When I hear the term “fine arts,” I think of painting, sculpting, and other arts that I can do with my hands. Rarely do I think of creative writing as a fine art.
But it is. I make stories with my hands, my words, and my mind. I chose “scarlet” over “crimson” in a sentence because only one has the exact connotation I’m looking for. In those kinds of detailed moments, I become a painter that knows the difference between vermilion and blood.
When I write stories, I am an artist.
But do I need a graduate degree to tell me that?
What is an MFA?
A “Master of Fine Arts” degree is a graduate degree conferred to those who complete the required graduate-level coursework in their field of study at most universities and colleges. In some cases, it is also a terminal degree that allows you to teach in said field of study. To put it simply, it says that you are a “master” of the fine art you studied.
As of now, I’m currently applying to to Master of Fine Arts programs in Creative Writing. And I’m applying to them because I want to be a master of creative writing. I didn’t want to be a doctorate in English because as much as I loved English, I didn’t want to spend my entire life researching and reading it in some form. I loved writing it more.
But again, I ask, do I need such a graduate degree to tell me that I am an artist?

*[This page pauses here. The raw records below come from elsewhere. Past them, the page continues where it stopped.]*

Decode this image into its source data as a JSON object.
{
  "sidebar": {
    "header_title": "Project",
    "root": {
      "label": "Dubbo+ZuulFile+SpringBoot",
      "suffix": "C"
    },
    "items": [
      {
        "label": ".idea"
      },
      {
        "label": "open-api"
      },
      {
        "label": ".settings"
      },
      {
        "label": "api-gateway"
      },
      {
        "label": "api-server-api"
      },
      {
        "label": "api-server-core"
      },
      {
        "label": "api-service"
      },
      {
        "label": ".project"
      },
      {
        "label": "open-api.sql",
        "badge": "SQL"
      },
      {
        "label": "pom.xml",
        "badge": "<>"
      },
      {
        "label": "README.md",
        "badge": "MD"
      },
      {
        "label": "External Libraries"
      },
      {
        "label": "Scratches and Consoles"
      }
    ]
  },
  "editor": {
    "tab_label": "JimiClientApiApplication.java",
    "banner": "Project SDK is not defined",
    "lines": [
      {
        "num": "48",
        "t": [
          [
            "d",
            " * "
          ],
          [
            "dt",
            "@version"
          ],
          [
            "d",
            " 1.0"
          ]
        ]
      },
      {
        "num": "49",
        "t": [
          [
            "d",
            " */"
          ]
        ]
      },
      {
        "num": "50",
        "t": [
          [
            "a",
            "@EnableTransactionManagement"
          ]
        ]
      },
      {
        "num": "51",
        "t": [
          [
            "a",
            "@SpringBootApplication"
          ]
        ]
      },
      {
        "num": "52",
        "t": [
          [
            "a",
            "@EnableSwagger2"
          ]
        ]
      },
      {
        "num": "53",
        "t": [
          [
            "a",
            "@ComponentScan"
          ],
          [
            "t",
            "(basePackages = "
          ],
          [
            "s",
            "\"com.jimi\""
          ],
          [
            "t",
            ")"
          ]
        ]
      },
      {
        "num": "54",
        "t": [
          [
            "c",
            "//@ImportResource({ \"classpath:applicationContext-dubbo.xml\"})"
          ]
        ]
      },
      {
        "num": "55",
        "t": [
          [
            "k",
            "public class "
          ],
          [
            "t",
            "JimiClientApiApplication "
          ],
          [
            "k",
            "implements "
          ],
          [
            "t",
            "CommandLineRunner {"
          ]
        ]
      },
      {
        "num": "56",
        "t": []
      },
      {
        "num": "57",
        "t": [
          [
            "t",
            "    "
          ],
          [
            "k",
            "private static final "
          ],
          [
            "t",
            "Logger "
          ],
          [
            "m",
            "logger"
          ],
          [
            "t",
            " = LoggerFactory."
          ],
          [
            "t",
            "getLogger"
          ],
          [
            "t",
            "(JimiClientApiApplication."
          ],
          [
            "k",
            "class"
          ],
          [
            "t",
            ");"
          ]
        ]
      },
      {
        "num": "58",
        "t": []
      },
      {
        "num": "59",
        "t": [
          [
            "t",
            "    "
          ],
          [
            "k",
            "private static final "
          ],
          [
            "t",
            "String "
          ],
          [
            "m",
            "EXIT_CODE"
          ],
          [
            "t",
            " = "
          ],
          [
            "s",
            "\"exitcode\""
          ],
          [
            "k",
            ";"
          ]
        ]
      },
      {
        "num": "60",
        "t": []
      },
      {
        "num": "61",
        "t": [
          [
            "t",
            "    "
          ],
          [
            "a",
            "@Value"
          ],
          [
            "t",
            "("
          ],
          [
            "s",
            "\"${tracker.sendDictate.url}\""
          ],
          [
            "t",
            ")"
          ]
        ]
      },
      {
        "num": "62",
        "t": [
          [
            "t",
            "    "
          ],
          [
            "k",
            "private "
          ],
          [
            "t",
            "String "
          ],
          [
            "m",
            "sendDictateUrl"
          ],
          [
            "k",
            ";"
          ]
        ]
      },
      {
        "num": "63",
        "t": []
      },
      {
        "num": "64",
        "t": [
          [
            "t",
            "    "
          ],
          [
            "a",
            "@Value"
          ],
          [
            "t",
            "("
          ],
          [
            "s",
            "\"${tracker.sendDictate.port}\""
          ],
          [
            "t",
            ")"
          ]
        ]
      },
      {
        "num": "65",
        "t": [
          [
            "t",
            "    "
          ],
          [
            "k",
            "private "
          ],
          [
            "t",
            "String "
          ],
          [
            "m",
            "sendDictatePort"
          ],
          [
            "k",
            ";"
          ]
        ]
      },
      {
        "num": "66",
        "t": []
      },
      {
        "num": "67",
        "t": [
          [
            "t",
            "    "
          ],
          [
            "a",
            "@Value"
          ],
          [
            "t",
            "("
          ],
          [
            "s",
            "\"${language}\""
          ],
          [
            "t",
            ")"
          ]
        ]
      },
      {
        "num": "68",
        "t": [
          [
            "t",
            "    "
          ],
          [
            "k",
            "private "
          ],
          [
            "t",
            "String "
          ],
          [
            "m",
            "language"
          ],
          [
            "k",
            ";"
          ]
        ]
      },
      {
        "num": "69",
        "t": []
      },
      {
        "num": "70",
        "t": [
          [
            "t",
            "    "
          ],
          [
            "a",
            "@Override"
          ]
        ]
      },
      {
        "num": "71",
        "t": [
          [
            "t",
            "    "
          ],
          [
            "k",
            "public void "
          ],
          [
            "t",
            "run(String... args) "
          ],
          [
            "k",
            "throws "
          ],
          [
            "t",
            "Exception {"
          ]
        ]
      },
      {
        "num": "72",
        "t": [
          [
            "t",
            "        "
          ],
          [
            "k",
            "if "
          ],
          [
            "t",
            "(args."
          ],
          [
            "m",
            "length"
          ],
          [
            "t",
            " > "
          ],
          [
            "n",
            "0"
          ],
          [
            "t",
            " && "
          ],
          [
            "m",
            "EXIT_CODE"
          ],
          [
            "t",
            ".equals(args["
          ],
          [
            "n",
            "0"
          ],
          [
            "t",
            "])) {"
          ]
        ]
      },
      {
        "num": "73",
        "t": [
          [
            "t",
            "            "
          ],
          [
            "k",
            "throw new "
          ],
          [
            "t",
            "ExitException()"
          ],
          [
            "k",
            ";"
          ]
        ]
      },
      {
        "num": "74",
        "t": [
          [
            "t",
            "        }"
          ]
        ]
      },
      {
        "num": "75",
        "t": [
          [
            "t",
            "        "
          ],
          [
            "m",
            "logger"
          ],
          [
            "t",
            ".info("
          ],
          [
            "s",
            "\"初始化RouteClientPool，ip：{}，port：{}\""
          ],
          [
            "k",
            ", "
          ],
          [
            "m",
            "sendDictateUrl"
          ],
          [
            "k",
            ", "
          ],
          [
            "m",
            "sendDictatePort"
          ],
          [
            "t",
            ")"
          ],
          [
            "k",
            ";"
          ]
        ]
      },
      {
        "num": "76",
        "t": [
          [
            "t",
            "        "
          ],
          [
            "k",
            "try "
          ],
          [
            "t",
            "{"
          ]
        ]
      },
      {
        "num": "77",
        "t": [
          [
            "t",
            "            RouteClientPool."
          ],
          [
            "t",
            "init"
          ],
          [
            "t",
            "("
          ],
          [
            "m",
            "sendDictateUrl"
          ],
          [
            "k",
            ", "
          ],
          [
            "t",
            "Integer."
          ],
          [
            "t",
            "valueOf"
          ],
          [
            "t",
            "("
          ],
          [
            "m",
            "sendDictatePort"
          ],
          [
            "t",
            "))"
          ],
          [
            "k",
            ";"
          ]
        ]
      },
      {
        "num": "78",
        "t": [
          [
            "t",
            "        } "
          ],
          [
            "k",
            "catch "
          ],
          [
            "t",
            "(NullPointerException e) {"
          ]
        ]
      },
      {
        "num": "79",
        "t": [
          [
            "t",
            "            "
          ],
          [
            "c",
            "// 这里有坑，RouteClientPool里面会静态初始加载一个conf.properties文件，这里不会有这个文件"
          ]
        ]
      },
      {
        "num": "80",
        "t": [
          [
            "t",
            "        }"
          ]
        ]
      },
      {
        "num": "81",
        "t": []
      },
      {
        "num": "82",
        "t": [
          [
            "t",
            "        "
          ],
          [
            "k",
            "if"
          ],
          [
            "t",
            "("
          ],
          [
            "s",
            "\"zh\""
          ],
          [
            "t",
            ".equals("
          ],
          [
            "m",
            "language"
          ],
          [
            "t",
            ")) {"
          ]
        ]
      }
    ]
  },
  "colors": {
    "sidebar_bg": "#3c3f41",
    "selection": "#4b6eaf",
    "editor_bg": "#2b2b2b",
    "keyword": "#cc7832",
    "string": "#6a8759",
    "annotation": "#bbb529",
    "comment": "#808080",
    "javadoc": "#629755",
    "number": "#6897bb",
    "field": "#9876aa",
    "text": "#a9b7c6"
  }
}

No, You and I Don’t Need an MFA.
Plenty of authors out there are successful and don’t have MFAs. Stephen King? Bachelors in English. Christopher Paolini? Graduated from high school, and sold his book then. Harper Lee? Law school dropout.
Every writer is different, just as every person is different. Nobody needs an MFA to write anything brilliant, entertaining, or funny. And no one will look down upon you for lacking one.
If I don’t happen to get into the MFA programs I applied to, I will not be sad.
Okay, I’ll be sad because of the time and effort I put in to applying. But… not overly sad.
Not having a degree will not stop me from getting writing done.
So… should I get one, if I don’t need one?
If you want two years of people critiquing your stuff, some time developed solely to your writing, and the possible opportunity to teach, get an MFA. Don’t just get it, because you think you have to get it.
If you feel like you don’t need one, don’t get one. It’s a personal choice and serious commitment.
And even if you do get in to a program, and find it’s not for you, don’t feel bad. You are figuring out who you are.
Do what feels right for you. Always.